What is required: In the records below, find every line that contains "orange" and list it.

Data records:
┌──
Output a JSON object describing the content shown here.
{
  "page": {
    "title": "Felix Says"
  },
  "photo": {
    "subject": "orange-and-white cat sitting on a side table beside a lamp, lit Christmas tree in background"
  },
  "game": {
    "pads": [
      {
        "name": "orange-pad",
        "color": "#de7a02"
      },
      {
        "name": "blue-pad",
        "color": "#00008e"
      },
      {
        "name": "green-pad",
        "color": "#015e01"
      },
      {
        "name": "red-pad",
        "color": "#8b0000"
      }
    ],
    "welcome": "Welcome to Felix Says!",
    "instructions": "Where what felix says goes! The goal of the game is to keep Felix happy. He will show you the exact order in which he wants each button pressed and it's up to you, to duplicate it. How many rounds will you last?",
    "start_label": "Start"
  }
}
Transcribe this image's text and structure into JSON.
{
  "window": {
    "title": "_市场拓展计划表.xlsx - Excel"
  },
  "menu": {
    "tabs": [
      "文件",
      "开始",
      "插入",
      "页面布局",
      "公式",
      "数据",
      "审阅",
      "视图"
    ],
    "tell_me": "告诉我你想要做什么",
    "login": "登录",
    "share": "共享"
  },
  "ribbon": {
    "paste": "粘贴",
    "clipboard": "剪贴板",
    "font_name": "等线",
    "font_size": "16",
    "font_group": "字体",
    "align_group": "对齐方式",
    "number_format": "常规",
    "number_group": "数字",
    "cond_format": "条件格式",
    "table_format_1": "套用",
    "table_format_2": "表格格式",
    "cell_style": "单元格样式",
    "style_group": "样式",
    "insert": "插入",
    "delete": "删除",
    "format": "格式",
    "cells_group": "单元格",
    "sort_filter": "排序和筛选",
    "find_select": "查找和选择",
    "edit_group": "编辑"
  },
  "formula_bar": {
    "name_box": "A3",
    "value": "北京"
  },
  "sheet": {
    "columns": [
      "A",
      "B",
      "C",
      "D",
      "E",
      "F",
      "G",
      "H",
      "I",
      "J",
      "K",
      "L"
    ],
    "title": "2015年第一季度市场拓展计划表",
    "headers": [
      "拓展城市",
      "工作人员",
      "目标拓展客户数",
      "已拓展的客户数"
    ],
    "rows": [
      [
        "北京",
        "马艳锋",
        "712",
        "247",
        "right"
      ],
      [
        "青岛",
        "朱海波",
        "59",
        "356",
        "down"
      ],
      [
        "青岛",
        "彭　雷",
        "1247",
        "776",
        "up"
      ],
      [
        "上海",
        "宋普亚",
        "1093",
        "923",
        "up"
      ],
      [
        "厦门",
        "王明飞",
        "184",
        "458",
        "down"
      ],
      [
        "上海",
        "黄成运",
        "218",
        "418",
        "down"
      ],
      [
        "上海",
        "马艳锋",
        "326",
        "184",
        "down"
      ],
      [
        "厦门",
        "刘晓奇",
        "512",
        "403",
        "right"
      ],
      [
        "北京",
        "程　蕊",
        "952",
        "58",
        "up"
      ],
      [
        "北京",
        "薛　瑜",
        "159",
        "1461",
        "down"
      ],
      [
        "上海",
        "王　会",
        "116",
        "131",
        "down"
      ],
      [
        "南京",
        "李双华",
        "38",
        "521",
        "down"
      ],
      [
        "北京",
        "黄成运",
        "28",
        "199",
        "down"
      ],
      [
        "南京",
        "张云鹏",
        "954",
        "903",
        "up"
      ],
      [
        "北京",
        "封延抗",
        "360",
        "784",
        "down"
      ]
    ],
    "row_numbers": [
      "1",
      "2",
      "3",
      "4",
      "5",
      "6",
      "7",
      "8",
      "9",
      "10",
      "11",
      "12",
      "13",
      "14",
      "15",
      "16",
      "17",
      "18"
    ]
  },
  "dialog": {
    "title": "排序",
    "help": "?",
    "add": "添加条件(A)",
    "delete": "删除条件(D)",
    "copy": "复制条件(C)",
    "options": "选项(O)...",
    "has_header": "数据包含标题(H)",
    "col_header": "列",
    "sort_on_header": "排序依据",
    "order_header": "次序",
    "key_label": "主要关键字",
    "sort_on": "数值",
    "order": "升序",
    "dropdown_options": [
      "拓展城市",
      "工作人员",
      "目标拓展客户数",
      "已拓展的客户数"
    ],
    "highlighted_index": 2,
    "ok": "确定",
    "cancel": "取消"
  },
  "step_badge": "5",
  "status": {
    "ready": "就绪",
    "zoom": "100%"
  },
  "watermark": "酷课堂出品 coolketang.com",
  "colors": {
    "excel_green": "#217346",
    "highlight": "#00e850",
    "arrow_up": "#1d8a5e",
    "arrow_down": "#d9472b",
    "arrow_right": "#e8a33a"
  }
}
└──
Answer box:
    "subject": "orange-and-white cat sitting on a side table beside a lamp, lit Christmas tree in background"
        "name": "orange-pad",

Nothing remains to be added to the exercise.